How & When to Prune Cape Honeysuckle Plant
Cape honeysuckle (Tecomaria capensis) is an ornamental perennial shrub. It originated in South Africa, grows fast and has vine-like qualities. Cape honeysuckle thrives in USDA hardiness zones 9 through 11. The foliage stays green year-round in the warmer climates, but is semi-deciduous in cooler areas. The large flowers bloom most of the year and range in color from yellow to orange, scarlet and salmon, depending on the variety. Cape honeysuckle can be grown as a vine, shrub or ground cover. Pruning it will keep it healthy and looking good.
Prune cape honeysuckle plants before new growth begins in mid-spring. The best time is usually late winter or early spring. Any later than that, and you risk cutting off new growth.
Snip off flowers after they are done blooming. This will improve the appearance of the cape honeysuckle plant.
Remove branches that appear woody. These are unproductive and do not have buds that will form. Snipping them off at their base will allow growth in other areas.
Trim off unruly branches if you want the honeysuckle to form a bush-like shape. Cut right next to a bud to encourage growth along that branch and create a more rounded appearance.
Prune cape honeysuckle plants that serve as ground cover. Cut off any branches that are growing up, as opposed to spreading out. This will train the stems to stay close to the ground. Repeat the pruning regularly to keep the plant from growing too tall.
Reshape the plant if needed. Cape honeysuckle can withstand a hard pruning. If necessary, cut it down significantly after blooming to control its size and reshape it.
Gardeners prize cape honeysuckle for its vividly colored flowers and evergreen foliage. The slightly glossy, pinnately compound, green leaves grow as five- to seven-toothed leaflets about 2 inches long. It grows up to 12 feet tall as a round-shaped shrub or can spread or meander horizontally 25 feet or more as a vine. The cultivar determines the flower color with “Aurea” giving golden yellow flowers, “Coccinea” producing scarlet flowers and “Salmonea” bearing pink to orange flowers. It likes moist, but well-drained, clay, loamy or sandy soil with any pH. Cape honeysuckle tolerates moderate drought once established, but grows best with a deep watering once per week. Temperatures of 28 degrees Fahrenheit and below damage branches and may kill the aboveground portion of the plant. Luckily, cape honeysuckle quickly recovers when the weather warms. Cape honeysuckle is unlikely to attract pests but may be sensitive to mineral deficiencies or nutrient and mineral excesses. Common causes of deficiencies include waterlogged soil and nematodes.
Keep pruning shears sharp.
Clean pruning shears with rubbing alcohol after each use.
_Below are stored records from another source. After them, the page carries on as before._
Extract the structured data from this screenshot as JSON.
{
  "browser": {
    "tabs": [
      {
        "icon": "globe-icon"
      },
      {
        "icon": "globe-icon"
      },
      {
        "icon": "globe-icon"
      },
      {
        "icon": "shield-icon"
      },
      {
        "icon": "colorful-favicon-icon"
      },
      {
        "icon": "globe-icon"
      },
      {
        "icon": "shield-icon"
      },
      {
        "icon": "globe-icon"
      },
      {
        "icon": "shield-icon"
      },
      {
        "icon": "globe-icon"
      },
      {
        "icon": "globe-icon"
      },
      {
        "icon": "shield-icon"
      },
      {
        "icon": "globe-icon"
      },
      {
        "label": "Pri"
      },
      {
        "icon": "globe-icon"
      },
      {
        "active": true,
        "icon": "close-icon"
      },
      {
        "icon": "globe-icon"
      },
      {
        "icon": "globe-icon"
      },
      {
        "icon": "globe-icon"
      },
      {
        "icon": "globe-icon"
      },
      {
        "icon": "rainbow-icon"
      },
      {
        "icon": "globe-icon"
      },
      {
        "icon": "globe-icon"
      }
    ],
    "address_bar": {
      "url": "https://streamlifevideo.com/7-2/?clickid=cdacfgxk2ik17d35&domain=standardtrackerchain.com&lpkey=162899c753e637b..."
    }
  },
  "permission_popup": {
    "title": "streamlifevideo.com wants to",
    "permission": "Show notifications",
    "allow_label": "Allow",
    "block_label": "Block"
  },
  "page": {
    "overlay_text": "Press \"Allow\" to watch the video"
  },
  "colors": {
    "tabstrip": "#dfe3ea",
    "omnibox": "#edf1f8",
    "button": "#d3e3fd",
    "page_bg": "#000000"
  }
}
- Keep pruning shears sharp.
- Clean pruning shears with rubbing alcohol after each use.
- Pruning shears
- New Mexico State University: Pruning honeysuckle vine
- John & Jacq's Garden: Sun-loving Tecoma capensis (Cape Honeysuckle)
- Floridata: Tecomaria capensis
- University of California Department of Agriculture and Natural Resources: Light Up the Fall
- National Gardening Association: Tecomaria Capensis
- University of California, Davis, Integrated Pest Management: Cape honeysuckle -- Tecomaria Capensis
- North Carolina State University Department of Horticulture: Tecomaria Capensis
- University of Arizona Pima County Cooperative Extension: Tecomaria Capensis
- University of California, Davis, Integrated Pest Management: Nutrient and Mineral Excesses
- University of California, Davis, Integrated Pest Management: Mineral Deficiencies